Time in.  Here are some strategies for resolving conflicts with the coach:

1.    Don’t use email to discuss an issue.  Tone is often misread in email.    Even using the telephone is problematic when it comes to solving issues.  The old fashioned method of face to face communication is still the best.

2.    Don’t take your issue to other parents or the Board first.  Take your concerns direct to the coach.

3.    Don’t “bushwack” the coach with a sudden and emotional approach.  Calm the emotion first, let rational thinking prevail.  Ask the coach for an opportunity to discuss your child’s progress.  Set an appointment. 

4.    Consider the setting for a meeting.  On the deck during practice is definitely out.  Before practice can be difficult for the coach as he or she prepares for the workout.  After practice is better but there may be too many people around and too many distractions.  It would be better to use after practice time to approach the coach to set up an appointment time.  A quiet setting apart from others is best.

5.    When meeting with the coach first state your concern succinctly and unemotionally.  Then immediately ask an open-ended question rather than simply demanding a certain action.  An open ended question invites a discussion and paves the way to understanding rather than challenging.  For example, “I am concerned that John isn’t getting enough work in the group he is in.  How do you feel about that?” 

6.    As Steven Covey emphasized in his Seven Habits of Highly Effective People, “seek first to understand.” Make it your goal to fully understand the coach’s reasoning for doing something the way he or she is doing it before you make a demand.  The coach has a lot of experience and a good long term view of the child’s needs.  It is fair, appropriate, and recommended that you ask the coach for his plans for your child.  It is also fair, appropriate, and recommended that you ask the coach for his critical evaluation of your child’s progress.

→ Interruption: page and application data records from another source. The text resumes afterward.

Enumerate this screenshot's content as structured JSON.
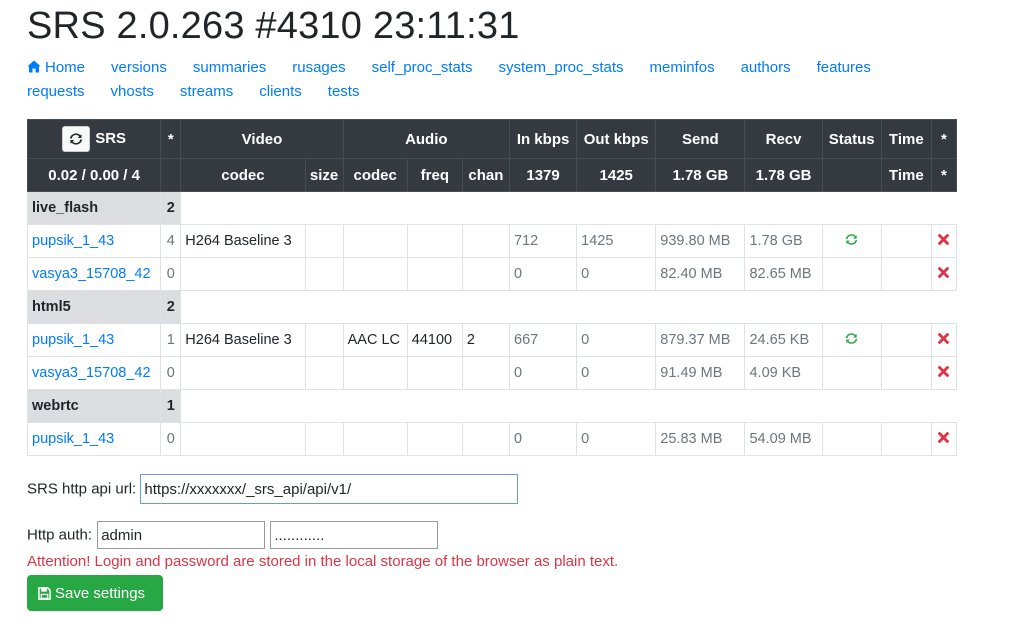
{
  "header": {
    "title": "SRS 2.0.263 #4310 23:11:31"
  },
  "nav": {
    "row1": [
      "Home",
      "versions",
      "summaries",
      "rusages",
      "self_proc_stats",
      "system_proc_stats",
      "meminfos",
      "authors",
      "features"
    ],
    "row2": [
      "requests",
      "vhosts",
      "streams",
      "clients",
      "tests"
    ]
  },
  "table": {
    "header1": {
      "refresh_label": "SRS",
      "star": "*",
      "video": "Video",
      "audio": "Audio",
      "in_kbps": "In kbps",
      "out_kbps": "Out kbps",
      "send": "Send",
      "recv": "Recv",
      "status": "Status",
      "time": "Time",
      "star2": "*"
    },
    "header2": {
      "load": "0.02 / 0.00 / 4",
      "v_codec": "codec",
      "v_size": "size",
      "a_codec": "codec",
      "a_freq": "freq",
      "a_chan": "chan",
      "in_kbps": "1379",
      "out_kbps": "1425",
      "send": "1.78 GB",
      "recv": "1.78 GB",
      "time": "Time",
      "star": "*"
    },
    "vhosts": [
      {
        "name": "live_flash",
        "count": "2",
        "streams": [
          {
            "name": "pupsik_1_43",
            "clients": "4",
            "v_codec": "H264 Baseline 3",
            "v_size": "",
            "a_codec": "",
            "a_freq": "",
            "a_chan": "",
            "in_kbps": "712",
            "out_kbps": "1425",
            "send": "939.80 MB",
            "recv": "1.78 GB",
            "status": "active",
            "time": ""
          },
          {
            "name": "vasya3_15708_42",
            "clients": "0",
            "v_codec": "",
            "v_size": "",
            "a_codec": "",
            "a_freq": "",
            "a_chan": "",
            "in_kbps": "0",
            "out_kbps": "0",
            "send": "82.40 MB",
            "recv": "82.65 MB",
            "status": "",
            "time": ""
          }
        ]
      },
      {
        "name": "html5",
        "count": "2",
        "streams": [
          {
            "name": "pupsik_1_43",
            "clients": "1",
            "v_codec": "H264 Baseline 3",
            "v_size": "",
            "a_codec": "AAC LC",
            "a_freq": "44100",
            "a_chan": "2",
            "in_kbps": "667",
            "out_kbps": "0",
            "send": "879.37 MB",
            "recv": "24.65 KB",
            "status": "active",
            "time": ""
          },
          {
            "name": "vasya3_15708_42",
            "clients": "0",
            "v_codec": "",
            "v_size": "",
            "a_codec": "",
            "a_freq": "",
            "a_chan": "",
            "in_kbps": "0",
            "out_kbps": "0",
            "send": "91.49 MB",
            "recv": "4.09 KB",
            "status": "",
            "time": ""
          }
        ]
      },
      {
        "name": "webrtc",
        "count": "1",
        "streams": [
          {
            "name": "pupsik_1_43",
            "clients": "0",
            "v_codec": "",
            "v_size": "",
            "a_codec": "",
            "a_freq": "",
            "a_chan": "",
            "in_kbps": "0",
            "out_kbps": "0",
            "send": "25.83 MB",
            "recv": "54.09 MB",
            "status": "",
            "time": ""
          }
        ]
      }
    ]
  },
  "form": {
    "api_label": "SRS http api url:",
    "api_value": "https://xxxxxxx/_srs_api/api/v1/",
    "auth_label": "Http auth:",
    "user_value": "admin",
    "password_value": "............",
    "warning": "Attention! Login and password are stored in the local storage of the browser as plain text.",
    "save_label": "Save settings"
  },
  "colors": {
    "link": "#007bff",
    "header_bg": "#343a40",
    "status_green": "#28a745",
    "delete_red": "#dc3545",
    "warning": "#dc3545"
  },
  "icons": {
    "home": "home-icon",
    "refresh": "refresh-icon",
    "status": "sync-icon",
    "delete": "delete-icon",
    "save": "floppy-disk-icon"
  }
}
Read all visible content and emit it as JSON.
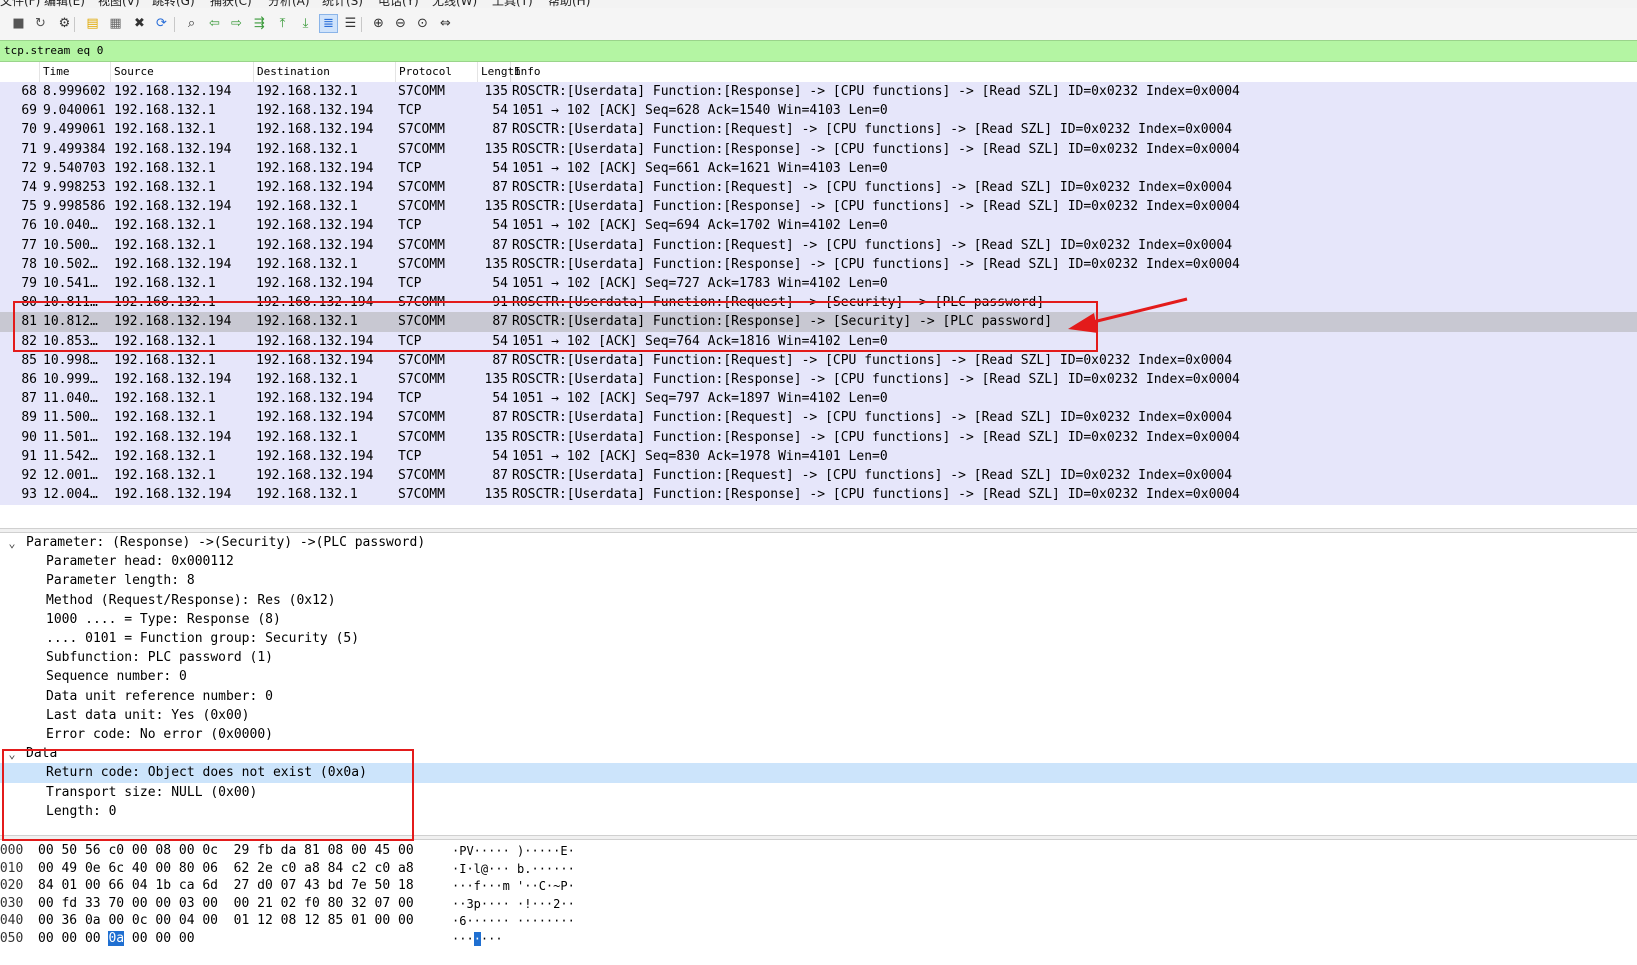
{
  "menu": [
    "文件(F)",
    "编辑(E)",
    "视图(V)",
    "跳转(G)",
    "捕获(C)",
    "分析(A)",
    "统计(S)",
    "电话(Y)",
    "无线(W)",
    "工具(T)",
    "帮助(H)"
  ],
  "toolbar": {
    "icons": [
      "stop-capture-icon",
      "restart-capture-icon",
      "capture-options-icon",
      "open-file-icon",
      "save-file-icon",
      "close-file-icon",
      "reload-file-icon",
      "find-packet-icon",
      "go-back-icon",
      "go-forward-icon",
      "go-to-packet-icon",
      "go-first-icon",
      "go-last-icon",
      "auto-scroll-icon",
      "colorize-icon",
      "zoom-in-icon",
      "zoom-out-icon",
      "zoom-normal-icon",
      "resize-columns-icon"
    ]
  },
  "filter": {
    "value": "tcp.stream eq 0"
  },
  "packet_list": {
    "columns": [
      "Time",
      "Source",
      "Destination",
      "Protocol",
      "Length",
      "Info"
    ],
    "rows": [
      {
        "no": "68",
        "time": "8.999602",
        "src": "192.168.132.194",
        "dst": "192.168.132.1",
        "proto": "S7COMM",
        "len": "135",
        "info": "ROSCTR:[Userdata] Function:[Response] -> [CPU functions] -> [Read SZL] ID=0x0232 Index=0x0004"
      },
      {
        "no": "69",
        "time": "9.040061",
        "src": "192.168.132.1",
        "dst": "192.168.132.194",
        "proto": "TCP",
        "len": "54",
        "info": "1051 → 102 [ACK] Seq=628 Ack=1540 Win=4103 Len=0"
      },
      {
        "no": "70",
        "time": "9.499061",
        "src": "192.168.132.1",
        "dst": "192.168.132.194",
        "proto": "S7COMM",
        "len": "87",
        "info": "ROSCTR:[Userdata] Function:[Request] -> [CPU functions] -> [Read SZL] ID=0x0232 Index=0x0004"
      },
      {
        "no": "71",
        "time": "9.499384",
        "src": "192.168.132.194",
        "dst": "192.168.132.1",
        "proto": "S7COMM",
        "len": "135",
        "info": "ROSCTR:[Userdata] Function:[Response] -> [CPU functions] -> [Read SZL] ID=0x0232 Index=0x0004"
      },
      {
        "no": "72",
        "time": "9.540703",
        "src": "192.168.132.1",
        "dst": "192.168.132.194",
        "proto": "TCP",
        "len": "54",
        "info": "1051 → 102 [ACK] Seq=661 Ack=1621 Win=4103 Len=0"
      },
      {
        "no": "74",
        "time": "9.998253",
        "src": "192.168.132.1",
        "dst": "192.168.132.194",
        "proto": "S7COMM",
        "len": "87",
        "info": "ROSCTR:[Userdata] Function:[Request] -> [CPU functions] -> [Read SZL] ID=0x0232 Index=0x0004"
      },
      {
        "no": "75",
        "time": "9.998586",
        "src": "192.168.132.194",
        "dst": "192.168.132.1",
        "proto": "S7COMM",
        "len": "135",
        "info": "ROSCTR:[Userdata] Function:[Response] -> [CPU functions] -> [Read SZL] ID=0x0232 Index=0x0004"
      },
      {
        "no": "76",
        "time": "10.040…",
        "src": "192.168.132.1",
        "dst": "192.168.132.194",
        "proto": "TCP",
        "len": "54",
        "info": "1051 → 102 [ACK] Seq=694 Ack=1702 Win=4102 Len=0"
      },
      {
        "no": "77",
        "time": "10.500…",
        "src": "192.168.132.1",
        "dst": "192.168.132.194",
        "proto": "S7COMM",
        "len": "87",
        "info": "ROSCTR:[Userdata] Function:[Request] -> [CPU functions] -> [Read SZL] ID=0x0232 Index=0x0004"
      },
      {
        "no": "78",
        "time": "10.502…",
        "src": "192.168.132.194",
        "dst": "192.168.132.1",
        "proto": "S7COMM",
        "len": "135",
        "info": "ROSCTR:[Userdata] Function:[Response] -> [CPU functions] -> [Read SZL] ID=0x0232 Index=0x0004"
      },
      {
        "no": "79",
        "time": "10.541…",
        "src": "192.168.132.1",
        "dst": "192.168.132.194",
        "proto": "TCP",
        "len": "54",
        "info": "1051 → 102 [ACK] Seq=727 Ack=1783 Win=4102 Len=0"
      },
      {
        "no": "80",
        "time": "10.811…",
        "src": "192.168.132.1",
        "dst": "192.168.132.194",
        "proto": "S7COMM",
        "len": "91",
        "info": "ROSCTR:[Userdata] Function:[Request] -> [Security] -> [PLC password]"
      },
      {
        "no": "81",
        "time": "10.812…",
        "src": "192.168.132.194",
        "dst": "192.168.132.1",
        "proto": "S7COMM",
        "len": "87",
        "info": "ROSCTR:[Userdata] Function:[Response] -> [Security] -> [PLC password]",
        "selected": true
      },
      {
        "no": "82",
        "time": "10.853…",
        "src": "192.168.132.1",
        "dst": "192.168.132.194",
        "proto": "TCP",
        "len": "54",
        "info": "1051 → 102 [ACK] Seq=764 Ack=1816 Win=4102 Len=0"
      },
      {
        "no": "85",
        "time": "10.998…",
        "src": "192.168.132.1",
        "dst": "192.168.132.194",
        "proto": "S7COMM",
        "len": "87",
        "info": "ROSCTR:[Userdata] Function:[Request] -> [CPU functions] -> [Read SZL] ID=0x0232 Index=0x0004"
      },
      {
        "no": "86",
        "time": "10.999…",
        "src": "192.168.132.194",
        "dst": "192.168.132.1",
        "proto": "S7COMM",
        "len": "135",
        "info": "ROSCTR:[Userdata] Function:[Response] -> [CPU functions] -> [Read SZL] ID=0x0232 Index=0x0004"
      },
      {
        "no": "87",
        "time": "11.040…",
        "src": "192.168.132.1",
        "dst": "192.168.132.194",
        "proto": "TCP",
        "len": "54",
        "info": "1051 → 102 [ACK] Seq=797 Ack=1897 Win=4102 Len=0"
      },
      {
        "no": "89",
        "time": "11.500…",
        "src": "192.168.132.1",
        "dst": "192.168.132.194",
        "proto": "S7COMM",
        "len": "87",
        "info": "ROSCTR:[Userdata] Function:[Request] -> [CPU functions] -> [Read SZL] ID=0x0232 Index=0x0004"
      },
      {
        "no": "90",
        "time": "11.501…",
        "src": "192.168.132.194",
        "dst": "192.168.132.1",
        "proto": "S7COMM",
        "len": "135",
        "info": "ROSCTR:[Userdata] Function:[Response] -> [CPU functions] -> [Read SZL] ID=0x0232 Index=0x0004"
      },
      {
        "no": "91",
        "time": "11.542…",
        "src": "192.168.132.1",
        "dst": "192.168.132.194",
        "proto": "TCP",
        "len": "54",
        "info": "1051 → 102 [ACK] Seq=830 Ack=1978 Win=4101 Len=0"
      },
      {
        "no": "92",
        "time": "12.001…",
        "src": "192.168.132.1",
        "dst": "192.168.132.194",
        "proto": "S7COMM",
        "len": "87",
        "info": "ROSCTR:[Userdata] Function:[Request] -> [CPU functions] -> [Read SZL] ID=0x0232 Index=0x0004"
      },
      {
        "no": "93",
        "time": "12.004…",
        "src": "192.168.132.194",
        "dst": "192.168.132.1",
        "proto": "S7COMM",
        "len": "135",
        "info": "ROSCTR:[Userdata] Function:[Response] -> [CPU functions] -> [Read SZL] ID=0x0232 Index=0x0004"
      }
    ]
  },
  "details": [
    {
      "text": "Parameter: (Response) ->(Security) ->(PLC password)",
      "level": 0,
      "expanded": true
    },
    {
      "text": "Parameter head: 0x000112",
      "level": 1
    },
    {
      "text": "Parameter length: 8",
      "level": 1
    },
    {
      "text": "Method (Request/Response): Res (0x12)",
      "level": 1
    },
    {
      "text": "1000 .... = Type: Response (8)",
      "level": 1
    },
    {
      "text": ".... 0101 = Function group: Security (5)",
      "level": 1
    },
    {
      "text": "Subfunction: PLC password (1)",
      "level": 1
    },
    {
      "text": "Sequence number: 0",
      "level": 1
    },
    {
      "text": "Data unit reference number: 0",
      "level": 1
    },
    {
      "text": "Last data unit: Yes (0x00)",
      "level": 1
    },
    {
      "text": "Error code: No error (0x0000)",
      "level": 1
    },
    {
      "text": "Data",
      "level": 0,
      "expanded": true
    },
    {
      "text": "Return code: Object does not exist (0x0a)",
      "level": 1,
      "selected": true
    },
    {
      "text": "Transport size: NULL (0x00)",
      "level": 1
    },
    {
      "text": "Length: 0",
      "level": 1
    }
  ],
  "bytes": [
    {
      "offset": "0000",
      "hex1": "00 50 56 c0 00 08 00 0c",
      "hex2": "29 fb da 81 08 00 45 00",
      "ascii": "·PV····· )·····E·"
    },
    {
      "offset": "0010",
      "hex1": "00 49 0e 6c 40 00 80 06",
      "hex2": "62 2e c0 a8 84 c2 c0 a8",
      "ascii": "·I·l@··· b.······"
    },
    {
      "offset": "0020",
      "hex1": "84 01 00 66 04 1b ca 6d",
      "hex2": "27 d0 07 43 bd 7e 50 18",
      "ascii": "···f···m '··C·~P·"
    },
    {
      "offset": "0030",
      "hex1": "00 fd 33 70 00 00 03 00",
      "hex2": "00 21 02 f0 80 32 07 00",
      "ascii": "··3p···· ·!···2··"
    },
    {
      "offset": "0040",
      "hex1": "00 36 0a 00 0c 00 04 00",
      "hex2": "01 12 08 12 85 01 00 00",
      "ascii": "·6······ ········"
    },
    {
      "offset": "0050",
      "hex1a": "00 00 00 ",
      "hex1sel": "0a",
      "hex1b": " 00 00 00",
      "asciia": "···",
      "asciisel": "·",
      "asciib": "···"
    }
  ],
  "colors": {
    "filter_bg": "#b4f5a3",
    "row_bg": "#e6e6fa",
    "selected_row": "#c8c8d2",
    "selected_tree": "#cce4fb",
    "annotation": "#e31b1b",
    "byte_highlight": "#1f6fd1"
  }
}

7.    If you are not happy with the coach’s initial responses, ask “what if” or “would you consider” questions, for example, “Would you consider having John come to one workout a week with the higher group to see how he handles the work?”

8.    If you are not happy with the responses from the coach then more difficult choices come into play.  If it is a technical issue having to do with technique or training or the career development of the athlete then most likely the coach has contractually been given the authority by the Board of Directors to make those decisions.  If the program is not meeting your perceived needs for your child then there is a mismatch between your expectations and what is being offered and it is time to look for another program.  Sorry, but sometimes it’s best to go somewhere else that matches up with your expectations.

9.    If it is not a technical issue, but something having to do with the coach’s style or relationship with your athlete, or some other behavior you are displeased with, and if you are not able to resolve the issue with the coach directly, then the appropriate action is to approach the president of the Board.  Follow the chain of command.  Let the BOD manage it.  If the BOD does not recognize it as an issue, see number 7 above.


Hopefully, a direct meeting with the coach with the attitude of “forming a partnership for the benefit of the child” will lead to a resolution and a long term relationship.